She never checked my cervix once during the entire labor. She was ready for the pushing stage even before I indicated I was. Now came the amazing part. I pushed once and her head came out! She seemed a little stuck, and Mary-Signe yanked on her a little. She said, “Terri PUSH!” with a little urgency so I gave it everything I had, and on the second push out came my precious girl. Two pushes. It lasted about two minutes! She put her on my chest and just like her big sister she had a short cord so I had to kind of crouch over to hold her. She was screaming and so covered in vernix, and had quite the flattened forehead, probably from hanging out on my cervix for so many weeks before going into labor. I was in absolute shock from how quickly she came out. We arrived at the birth center around 11pm, and she was born at 12:35AM the next morning. I had been in labor technically from about 7:30PM-12:30AM, but really felt more like 10PM-12:30AM because the early contractions were essentially painless. The baby was small, only 6 lbs 2 oz– which I was expecting because she was a little early and had been measuring small in utero—and perfect. We were able to do the wonderful birth center rituals like skin-to-skin family time with my husband right after birth, first breastfeeding hour, herbal bath together, and delicious birth center bread with honey and butter.

Krystin and Karees were the nurses on call and they arrived not long before I had the baby, having come from a St. Paul birth right before ours. They were so helpful and took care not to disturb us too often as we bonded with our little girl. By 4AM we felt it was time to go. We packed up and were on the road by 4:30. We arrived home by 5AM, our older daughter still asleep in her crib! We were even able to take a short nap in the morning before Linnea woke up and got to meet her new baby sister. It was a magical experience, one we couldn’t have even hoped for, because of how seamless and perfect it went. We are truly grateful for our Callie Wren Patricia.

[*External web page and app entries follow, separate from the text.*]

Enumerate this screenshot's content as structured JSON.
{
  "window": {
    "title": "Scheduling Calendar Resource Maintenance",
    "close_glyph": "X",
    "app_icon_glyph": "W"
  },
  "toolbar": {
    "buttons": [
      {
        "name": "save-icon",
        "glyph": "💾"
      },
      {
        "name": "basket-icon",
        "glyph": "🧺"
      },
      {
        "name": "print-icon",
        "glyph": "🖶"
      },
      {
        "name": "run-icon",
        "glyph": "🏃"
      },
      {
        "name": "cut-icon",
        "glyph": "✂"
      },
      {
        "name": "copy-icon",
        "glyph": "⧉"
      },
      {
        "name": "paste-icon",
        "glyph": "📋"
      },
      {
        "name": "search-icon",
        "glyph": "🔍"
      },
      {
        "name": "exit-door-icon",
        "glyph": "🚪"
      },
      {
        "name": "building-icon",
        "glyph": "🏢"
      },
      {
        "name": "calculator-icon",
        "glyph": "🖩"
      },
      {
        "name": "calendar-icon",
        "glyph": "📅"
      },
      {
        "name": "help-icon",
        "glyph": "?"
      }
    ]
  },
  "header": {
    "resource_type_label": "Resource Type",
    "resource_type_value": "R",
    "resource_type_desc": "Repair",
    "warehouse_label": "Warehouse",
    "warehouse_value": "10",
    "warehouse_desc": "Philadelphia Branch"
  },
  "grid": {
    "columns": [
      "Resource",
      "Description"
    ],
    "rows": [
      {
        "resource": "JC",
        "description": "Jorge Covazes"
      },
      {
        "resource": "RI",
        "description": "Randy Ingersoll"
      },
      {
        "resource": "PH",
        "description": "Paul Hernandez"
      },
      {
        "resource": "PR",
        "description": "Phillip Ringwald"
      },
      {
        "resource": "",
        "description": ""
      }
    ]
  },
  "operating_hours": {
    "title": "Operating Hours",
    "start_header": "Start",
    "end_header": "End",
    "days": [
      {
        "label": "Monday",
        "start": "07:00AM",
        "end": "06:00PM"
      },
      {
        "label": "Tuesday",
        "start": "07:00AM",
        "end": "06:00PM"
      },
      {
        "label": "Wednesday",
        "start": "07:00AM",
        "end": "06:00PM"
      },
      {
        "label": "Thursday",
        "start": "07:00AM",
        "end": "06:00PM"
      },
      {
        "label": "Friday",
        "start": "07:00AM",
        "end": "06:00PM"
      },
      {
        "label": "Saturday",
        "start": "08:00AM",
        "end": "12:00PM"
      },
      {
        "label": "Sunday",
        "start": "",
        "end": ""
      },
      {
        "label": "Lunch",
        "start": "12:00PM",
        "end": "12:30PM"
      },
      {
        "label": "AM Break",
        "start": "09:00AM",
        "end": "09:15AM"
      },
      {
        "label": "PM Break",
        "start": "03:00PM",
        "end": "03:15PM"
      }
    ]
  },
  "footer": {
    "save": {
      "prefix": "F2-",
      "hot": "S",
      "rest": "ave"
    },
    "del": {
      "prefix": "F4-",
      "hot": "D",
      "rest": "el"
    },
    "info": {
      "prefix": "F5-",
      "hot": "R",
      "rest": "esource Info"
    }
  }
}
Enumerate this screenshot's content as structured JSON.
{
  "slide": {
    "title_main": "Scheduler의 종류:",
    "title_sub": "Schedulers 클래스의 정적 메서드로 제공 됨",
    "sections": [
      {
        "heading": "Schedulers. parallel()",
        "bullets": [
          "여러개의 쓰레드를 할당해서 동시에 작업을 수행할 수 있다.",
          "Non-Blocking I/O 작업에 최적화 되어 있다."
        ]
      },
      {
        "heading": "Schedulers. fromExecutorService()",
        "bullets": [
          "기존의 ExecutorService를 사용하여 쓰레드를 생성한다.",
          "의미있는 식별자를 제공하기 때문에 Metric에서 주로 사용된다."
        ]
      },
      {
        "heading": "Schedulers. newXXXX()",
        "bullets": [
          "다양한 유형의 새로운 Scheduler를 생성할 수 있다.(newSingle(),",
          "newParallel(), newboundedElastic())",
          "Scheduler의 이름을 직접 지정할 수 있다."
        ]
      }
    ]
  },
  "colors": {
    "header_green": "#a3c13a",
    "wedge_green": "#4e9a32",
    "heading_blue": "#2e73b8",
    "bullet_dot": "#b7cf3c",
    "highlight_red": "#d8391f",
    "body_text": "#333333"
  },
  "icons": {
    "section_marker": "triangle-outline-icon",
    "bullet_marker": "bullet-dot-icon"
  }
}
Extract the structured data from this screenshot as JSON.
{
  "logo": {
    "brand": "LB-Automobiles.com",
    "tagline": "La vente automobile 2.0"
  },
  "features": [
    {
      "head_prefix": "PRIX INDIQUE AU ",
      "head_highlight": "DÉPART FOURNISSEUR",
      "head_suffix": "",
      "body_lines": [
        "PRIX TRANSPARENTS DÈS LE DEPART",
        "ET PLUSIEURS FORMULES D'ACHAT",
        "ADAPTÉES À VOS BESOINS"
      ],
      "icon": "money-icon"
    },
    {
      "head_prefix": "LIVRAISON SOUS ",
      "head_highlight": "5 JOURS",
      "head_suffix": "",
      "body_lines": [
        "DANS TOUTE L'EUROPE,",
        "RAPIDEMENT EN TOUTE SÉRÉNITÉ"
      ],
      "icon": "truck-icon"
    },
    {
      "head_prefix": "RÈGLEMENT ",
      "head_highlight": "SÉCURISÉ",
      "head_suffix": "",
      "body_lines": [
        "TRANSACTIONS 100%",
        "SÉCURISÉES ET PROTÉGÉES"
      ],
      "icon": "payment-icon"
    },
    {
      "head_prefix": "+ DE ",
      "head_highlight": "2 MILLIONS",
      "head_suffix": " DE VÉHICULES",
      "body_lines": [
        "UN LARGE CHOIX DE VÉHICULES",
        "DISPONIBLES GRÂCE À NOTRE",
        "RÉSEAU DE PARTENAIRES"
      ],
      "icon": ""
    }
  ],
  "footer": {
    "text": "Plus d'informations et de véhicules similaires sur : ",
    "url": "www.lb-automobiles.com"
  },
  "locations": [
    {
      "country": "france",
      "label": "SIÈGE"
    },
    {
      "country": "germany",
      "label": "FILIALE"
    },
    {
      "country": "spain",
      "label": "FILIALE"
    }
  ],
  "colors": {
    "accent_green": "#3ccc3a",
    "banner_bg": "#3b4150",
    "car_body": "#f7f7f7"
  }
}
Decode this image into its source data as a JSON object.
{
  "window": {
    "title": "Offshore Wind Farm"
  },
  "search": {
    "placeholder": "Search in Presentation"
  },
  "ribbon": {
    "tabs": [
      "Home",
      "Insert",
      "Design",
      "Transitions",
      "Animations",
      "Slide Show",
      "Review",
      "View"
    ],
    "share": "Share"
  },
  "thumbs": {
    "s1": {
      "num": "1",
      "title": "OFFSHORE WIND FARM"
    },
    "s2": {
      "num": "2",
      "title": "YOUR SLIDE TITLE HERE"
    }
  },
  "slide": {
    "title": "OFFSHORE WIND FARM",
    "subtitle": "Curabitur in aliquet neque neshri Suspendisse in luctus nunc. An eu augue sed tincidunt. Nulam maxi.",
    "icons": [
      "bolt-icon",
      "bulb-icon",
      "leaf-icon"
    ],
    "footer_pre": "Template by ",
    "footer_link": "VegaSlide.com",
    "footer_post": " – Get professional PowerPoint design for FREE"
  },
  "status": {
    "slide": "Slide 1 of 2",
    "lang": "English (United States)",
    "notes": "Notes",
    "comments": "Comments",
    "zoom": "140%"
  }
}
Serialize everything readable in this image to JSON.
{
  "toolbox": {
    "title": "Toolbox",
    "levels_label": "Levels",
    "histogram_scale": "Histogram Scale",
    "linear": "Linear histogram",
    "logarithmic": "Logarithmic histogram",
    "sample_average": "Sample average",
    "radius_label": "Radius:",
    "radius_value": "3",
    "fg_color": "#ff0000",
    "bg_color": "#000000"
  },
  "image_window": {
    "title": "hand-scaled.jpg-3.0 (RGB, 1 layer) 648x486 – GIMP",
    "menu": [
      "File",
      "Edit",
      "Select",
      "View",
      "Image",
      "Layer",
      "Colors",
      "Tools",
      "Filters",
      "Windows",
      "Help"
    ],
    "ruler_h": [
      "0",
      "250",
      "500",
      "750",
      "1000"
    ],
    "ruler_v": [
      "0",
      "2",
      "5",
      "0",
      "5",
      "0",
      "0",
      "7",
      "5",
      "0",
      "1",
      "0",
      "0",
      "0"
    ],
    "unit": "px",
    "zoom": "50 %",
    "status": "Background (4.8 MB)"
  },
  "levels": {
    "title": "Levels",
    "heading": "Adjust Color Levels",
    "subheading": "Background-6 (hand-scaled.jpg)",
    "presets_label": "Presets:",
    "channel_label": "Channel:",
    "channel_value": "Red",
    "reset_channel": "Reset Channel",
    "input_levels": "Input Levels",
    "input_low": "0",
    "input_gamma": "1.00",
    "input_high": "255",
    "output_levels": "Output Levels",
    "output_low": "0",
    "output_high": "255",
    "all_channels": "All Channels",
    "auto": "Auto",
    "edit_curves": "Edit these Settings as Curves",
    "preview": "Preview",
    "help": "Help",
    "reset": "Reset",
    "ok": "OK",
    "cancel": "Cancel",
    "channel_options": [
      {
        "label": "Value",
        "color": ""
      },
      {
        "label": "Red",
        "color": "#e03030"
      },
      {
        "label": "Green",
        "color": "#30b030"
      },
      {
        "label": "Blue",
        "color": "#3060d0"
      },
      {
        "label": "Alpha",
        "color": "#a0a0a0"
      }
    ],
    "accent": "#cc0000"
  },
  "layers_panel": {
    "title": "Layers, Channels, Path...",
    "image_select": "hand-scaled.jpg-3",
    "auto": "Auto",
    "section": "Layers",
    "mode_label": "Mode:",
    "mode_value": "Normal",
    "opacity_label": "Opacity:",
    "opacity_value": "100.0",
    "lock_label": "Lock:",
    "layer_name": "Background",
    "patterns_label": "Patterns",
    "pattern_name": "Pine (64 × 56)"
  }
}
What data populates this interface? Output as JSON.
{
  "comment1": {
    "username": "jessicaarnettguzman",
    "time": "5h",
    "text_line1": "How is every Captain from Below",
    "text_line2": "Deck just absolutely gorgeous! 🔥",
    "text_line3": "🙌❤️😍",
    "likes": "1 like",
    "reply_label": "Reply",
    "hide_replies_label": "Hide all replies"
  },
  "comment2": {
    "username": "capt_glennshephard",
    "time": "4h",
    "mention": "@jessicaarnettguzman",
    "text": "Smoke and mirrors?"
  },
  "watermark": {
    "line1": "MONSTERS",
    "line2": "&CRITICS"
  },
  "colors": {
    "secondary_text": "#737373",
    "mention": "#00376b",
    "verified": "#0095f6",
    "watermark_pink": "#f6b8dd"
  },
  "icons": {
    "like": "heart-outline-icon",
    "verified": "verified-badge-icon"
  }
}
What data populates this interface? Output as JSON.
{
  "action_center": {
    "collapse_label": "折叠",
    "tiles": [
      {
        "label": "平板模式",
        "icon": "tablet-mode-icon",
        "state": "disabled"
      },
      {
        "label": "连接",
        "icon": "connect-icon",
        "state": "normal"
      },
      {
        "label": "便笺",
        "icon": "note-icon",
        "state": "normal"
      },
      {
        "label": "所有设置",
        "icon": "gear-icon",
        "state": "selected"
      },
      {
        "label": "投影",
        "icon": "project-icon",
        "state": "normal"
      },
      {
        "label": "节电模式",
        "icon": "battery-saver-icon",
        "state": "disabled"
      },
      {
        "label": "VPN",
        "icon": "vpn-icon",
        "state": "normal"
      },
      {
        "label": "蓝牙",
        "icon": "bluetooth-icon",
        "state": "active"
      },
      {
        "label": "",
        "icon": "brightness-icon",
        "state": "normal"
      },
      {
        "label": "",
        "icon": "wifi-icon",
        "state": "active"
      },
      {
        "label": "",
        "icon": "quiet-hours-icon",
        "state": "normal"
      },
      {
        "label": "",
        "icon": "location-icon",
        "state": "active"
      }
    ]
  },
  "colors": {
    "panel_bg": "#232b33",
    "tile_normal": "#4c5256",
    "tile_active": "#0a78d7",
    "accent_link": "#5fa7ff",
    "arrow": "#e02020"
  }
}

~ Terri P.

We love birth stories! If you would like to share your story on the blog, please email karen@theminnesotabirthcenter.com.